• _WORK INSTRUCTION_
Figure out the number of lines in the data that hold the string "true". Reply with that figure only.

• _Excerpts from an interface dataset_
★ ★ ★ ★

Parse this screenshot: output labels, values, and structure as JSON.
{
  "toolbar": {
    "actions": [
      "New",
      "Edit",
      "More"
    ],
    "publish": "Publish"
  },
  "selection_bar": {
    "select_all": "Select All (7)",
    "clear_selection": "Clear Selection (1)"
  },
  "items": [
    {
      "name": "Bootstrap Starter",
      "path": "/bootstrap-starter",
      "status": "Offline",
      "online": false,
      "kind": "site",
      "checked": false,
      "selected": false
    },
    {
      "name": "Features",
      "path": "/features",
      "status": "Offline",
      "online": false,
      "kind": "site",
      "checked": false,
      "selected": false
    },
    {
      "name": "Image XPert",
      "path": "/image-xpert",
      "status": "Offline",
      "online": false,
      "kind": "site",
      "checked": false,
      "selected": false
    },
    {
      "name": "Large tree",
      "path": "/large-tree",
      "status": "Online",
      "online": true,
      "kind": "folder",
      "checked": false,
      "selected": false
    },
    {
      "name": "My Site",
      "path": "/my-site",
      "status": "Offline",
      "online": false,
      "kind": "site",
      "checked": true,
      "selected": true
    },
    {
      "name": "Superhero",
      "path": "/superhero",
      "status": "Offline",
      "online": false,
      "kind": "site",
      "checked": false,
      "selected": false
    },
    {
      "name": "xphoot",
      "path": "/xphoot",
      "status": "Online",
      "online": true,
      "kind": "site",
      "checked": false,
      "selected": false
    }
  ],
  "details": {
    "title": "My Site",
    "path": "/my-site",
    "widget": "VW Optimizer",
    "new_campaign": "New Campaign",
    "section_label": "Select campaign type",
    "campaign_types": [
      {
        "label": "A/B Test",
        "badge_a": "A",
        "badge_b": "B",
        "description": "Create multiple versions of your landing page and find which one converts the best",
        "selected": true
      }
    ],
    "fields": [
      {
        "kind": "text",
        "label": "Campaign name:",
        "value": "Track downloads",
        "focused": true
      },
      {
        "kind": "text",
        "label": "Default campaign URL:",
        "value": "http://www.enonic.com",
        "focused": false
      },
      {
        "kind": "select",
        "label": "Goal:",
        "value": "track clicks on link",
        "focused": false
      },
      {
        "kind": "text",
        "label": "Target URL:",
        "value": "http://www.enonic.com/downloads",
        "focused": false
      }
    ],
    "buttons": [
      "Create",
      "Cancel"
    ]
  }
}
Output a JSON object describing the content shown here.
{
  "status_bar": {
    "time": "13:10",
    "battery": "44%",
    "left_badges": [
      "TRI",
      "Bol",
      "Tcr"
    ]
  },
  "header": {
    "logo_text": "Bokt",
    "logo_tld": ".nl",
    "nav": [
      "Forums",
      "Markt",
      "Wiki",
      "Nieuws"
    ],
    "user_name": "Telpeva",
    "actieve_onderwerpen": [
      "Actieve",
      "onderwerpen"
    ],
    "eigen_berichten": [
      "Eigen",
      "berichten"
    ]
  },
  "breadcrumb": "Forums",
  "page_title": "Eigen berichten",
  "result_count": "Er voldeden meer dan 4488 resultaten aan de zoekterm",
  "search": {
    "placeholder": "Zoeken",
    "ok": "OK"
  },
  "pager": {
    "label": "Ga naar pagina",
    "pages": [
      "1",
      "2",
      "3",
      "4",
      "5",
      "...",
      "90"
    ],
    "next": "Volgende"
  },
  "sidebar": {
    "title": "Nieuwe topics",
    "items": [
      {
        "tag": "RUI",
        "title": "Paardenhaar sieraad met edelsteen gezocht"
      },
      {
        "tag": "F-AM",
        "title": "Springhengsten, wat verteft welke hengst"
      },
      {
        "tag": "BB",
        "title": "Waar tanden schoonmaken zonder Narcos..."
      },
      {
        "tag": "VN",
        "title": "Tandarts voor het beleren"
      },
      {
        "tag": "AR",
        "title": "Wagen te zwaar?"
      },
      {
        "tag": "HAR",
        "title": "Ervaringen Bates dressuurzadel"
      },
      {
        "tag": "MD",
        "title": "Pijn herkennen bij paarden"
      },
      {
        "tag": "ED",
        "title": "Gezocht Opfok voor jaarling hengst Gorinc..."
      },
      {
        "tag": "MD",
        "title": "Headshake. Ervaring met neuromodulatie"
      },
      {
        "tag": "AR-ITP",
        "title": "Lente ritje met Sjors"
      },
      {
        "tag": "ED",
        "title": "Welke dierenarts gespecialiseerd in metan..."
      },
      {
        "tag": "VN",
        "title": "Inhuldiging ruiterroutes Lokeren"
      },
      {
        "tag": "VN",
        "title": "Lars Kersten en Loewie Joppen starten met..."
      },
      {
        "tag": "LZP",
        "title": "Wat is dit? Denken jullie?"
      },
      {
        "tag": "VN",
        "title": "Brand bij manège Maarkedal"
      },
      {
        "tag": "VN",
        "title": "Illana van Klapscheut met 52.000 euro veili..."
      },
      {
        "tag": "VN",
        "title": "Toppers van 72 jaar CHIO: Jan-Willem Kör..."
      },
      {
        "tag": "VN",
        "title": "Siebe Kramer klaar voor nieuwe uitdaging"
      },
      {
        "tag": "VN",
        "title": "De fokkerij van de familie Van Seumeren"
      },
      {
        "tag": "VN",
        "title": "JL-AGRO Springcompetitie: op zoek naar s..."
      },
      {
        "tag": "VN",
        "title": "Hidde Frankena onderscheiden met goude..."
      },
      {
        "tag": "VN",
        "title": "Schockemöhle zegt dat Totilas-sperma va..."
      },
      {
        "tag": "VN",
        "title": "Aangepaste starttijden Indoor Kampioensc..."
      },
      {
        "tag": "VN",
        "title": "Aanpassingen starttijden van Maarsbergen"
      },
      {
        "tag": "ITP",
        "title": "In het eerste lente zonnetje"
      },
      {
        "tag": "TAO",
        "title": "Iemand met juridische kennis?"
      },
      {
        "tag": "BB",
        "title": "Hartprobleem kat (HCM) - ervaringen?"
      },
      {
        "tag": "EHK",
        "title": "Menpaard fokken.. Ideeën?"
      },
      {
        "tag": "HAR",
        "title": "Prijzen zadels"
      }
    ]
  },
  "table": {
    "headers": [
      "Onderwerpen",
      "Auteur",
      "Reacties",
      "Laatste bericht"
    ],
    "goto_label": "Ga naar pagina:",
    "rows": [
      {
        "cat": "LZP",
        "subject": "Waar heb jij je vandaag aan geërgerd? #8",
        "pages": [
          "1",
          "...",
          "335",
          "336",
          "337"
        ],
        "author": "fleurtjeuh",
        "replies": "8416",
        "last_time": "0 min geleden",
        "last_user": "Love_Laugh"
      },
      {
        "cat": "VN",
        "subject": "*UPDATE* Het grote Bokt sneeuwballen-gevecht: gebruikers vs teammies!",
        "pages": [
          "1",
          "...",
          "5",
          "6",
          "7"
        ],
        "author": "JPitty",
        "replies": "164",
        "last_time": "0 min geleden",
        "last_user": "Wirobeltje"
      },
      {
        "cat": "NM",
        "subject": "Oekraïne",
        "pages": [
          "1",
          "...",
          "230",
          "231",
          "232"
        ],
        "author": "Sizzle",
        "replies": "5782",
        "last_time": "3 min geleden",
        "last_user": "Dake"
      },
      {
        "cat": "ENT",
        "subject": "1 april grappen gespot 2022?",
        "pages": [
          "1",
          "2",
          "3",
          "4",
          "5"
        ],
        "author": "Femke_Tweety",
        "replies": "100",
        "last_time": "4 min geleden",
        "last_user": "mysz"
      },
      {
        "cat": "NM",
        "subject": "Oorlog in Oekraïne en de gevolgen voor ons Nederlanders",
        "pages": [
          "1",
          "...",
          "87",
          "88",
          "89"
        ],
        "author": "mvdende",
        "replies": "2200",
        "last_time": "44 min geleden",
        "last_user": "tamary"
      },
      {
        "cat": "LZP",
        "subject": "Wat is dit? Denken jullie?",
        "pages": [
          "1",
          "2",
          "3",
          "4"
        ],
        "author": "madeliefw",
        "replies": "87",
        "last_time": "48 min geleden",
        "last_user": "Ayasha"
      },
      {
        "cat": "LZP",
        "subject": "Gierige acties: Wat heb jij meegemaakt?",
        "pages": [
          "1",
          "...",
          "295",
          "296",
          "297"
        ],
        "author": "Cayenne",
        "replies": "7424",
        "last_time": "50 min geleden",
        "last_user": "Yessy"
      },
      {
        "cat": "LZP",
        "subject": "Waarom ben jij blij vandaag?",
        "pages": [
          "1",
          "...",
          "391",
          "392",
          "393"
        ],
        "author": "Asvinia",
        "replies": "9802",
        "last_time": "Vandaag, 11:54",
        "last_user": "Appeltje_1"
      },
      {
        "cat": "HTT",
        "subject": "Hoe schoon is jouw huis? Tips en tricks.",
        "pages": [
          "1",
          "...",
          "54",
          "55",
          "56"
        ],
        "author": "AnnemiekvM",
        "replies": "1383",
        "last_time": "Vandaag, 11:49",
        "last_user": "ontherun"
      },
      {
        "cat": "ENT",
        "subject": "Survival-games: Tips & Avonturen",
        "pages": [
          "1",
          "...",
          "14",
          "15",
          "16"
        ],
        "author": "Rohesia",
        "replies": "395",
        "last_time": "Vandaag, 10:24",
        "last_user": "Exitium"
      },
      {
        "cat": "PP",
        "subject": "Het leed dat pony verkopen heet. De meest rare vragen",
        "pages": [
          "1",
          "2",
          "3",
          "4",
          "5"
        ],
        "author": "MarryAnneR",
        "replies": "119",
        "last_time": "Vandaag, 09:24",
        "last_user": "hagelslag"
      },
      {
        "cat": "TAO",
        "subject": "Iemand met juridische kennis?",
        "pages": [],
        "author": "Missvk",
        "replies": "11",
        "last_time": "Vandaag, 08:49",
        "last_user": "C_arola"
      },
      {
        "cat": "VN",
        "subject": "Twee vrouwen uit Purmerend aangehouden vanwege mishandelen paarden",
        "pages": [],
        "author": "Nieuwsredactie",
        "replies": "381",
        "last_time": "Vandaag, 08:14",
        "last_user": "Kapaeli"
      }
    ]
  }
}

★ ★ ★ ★

• _FINAL ANSWER_
6